Ultimately, says Cardin, this only hurts the state’s retailers. “Maryland retailers aren’t looking for special treatment but simply a fair way to compete against large Internet sellers who charge similar prices but get away without collecting sales tax.”

Retail supports one-fifth of jobs in every state, about 742,000 jobs in Maryland. Directly and indirectly this accounts for about 16% of the state’s Gross Domestic Product.

“The $24 billion in lost sales tax is revenue badly needed by cash-strapped state and local governments to pay the salaries of essential workers such as police officers, firefighters, ambulance crews, and schoolteachers,” the National Retail Federation reported. “All of those public workers are among retailers’ customers, and when customers lose their jobs retailers lose sales.”

Losses may only get worse

According to an online retail forecast report produced by Forrester Research, Inc., online retail shopping will increase 10% each year until 2016 accounting for 9% of total retail sales. This is up from 7% in both 2010 and 2011, the report said.

Aggressive merchandising and the increasing ubiquity of smartphones and tablet communications encourages more impulse online purchases, said Sucharita Mulpuru, a Forrester analyst.

Adams said that without an Internet tax the the gradual shift from in-person to e-commerce will result in a loss of customer-centric relationships.

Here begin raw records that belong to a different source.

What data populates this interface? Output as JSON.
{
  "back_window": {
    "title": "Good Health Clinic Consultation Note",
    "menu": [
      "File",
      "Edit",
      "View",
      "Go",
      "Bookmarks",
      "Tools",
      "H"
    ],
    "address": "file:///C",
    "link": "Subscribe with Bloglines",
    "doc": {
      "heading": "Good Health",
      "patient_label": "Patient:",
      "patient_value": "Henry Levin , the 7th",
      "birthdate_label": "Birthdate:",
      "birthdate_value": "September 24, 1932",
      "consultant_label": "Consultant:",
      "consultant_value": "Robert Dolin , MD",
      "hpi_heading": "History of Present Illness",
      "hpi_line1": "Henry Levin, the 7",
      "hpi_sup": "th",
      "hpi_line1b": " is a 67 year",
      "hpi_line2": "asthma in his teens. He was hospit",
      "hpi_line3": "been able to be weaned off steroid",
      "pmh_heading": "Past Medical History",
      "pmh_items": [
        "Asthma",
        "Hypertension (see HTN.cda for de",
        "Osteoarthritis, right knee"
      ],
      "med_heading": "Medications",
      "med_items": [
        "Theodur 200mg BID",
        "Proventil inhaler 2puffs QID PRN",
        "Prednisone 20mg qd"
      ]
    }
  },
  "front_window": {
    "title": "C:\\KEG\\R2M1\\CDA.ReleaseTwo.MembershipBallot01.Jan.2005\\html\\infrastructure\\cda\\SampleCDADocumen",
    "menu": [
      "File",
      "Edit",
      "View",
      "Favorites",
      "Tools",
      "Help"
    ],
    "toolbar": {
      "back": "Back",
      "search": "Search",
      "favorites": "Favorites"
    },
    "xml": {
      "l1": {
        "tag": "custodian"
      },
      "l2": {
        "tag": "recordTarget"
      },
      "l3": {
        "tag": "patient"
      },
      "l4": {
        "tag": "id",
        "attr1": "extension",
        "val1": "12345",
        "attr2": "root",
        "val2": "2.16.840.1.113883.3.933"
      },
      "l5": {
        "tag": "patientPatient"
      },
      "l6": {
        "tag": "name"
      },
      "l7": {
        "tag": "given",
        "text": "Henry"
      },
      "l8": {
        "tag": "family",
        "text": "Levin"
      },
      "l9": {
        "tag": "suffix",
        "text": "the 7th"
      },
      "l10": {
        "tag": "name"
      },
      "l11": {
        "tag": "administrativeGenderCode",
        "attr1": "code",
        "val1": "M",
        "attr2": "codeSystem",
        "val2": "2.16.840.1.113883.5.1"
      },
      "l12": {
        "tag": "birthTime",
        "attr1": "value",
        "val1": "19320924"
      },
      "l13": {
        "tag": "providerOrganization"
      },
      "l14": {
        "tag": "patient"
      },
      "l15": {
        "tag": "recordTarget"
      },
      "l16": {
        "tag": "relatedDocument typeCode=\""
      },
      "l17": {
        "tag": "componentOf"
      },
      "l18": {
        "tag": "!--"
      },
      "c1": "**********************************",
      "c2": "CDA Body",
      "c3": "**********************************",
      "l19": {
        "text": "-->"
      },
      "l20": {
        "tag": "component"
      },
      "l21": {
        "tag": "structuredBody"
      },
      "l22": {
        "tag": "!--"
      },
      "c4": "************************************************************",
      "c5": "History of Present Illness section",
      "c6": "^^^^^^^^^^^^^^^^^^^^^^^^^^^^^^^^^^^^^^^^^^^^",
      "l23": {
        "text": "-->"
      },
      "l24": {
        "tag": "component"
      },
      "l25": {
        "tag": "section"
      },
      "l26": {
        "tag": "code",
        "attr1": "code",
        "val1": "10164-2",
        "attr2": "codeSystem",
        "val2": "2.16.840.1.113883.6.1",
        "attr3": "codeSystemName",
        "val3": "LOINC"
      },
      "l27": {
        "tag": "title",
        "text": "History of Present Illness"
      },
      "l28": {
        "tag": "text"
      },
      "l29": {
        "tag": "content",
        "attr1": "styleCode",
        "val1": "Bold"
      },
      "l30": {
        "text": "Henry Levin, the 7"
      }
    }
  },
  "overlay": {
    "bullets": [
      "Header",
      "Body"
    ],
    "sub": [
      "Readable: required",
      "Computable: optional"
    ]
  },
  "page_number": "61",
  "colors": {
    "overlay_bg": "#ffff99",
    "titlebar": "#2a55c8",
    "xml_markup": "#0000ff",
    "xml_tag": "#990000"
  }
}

“I think as the online business becomes a bigger and bigger part of the American shopping experience, the next generation’s going to lose that ability to go in and have a hands-on experience in a small specialty store because they’re not able to compete at at that broad national level,” Adams said.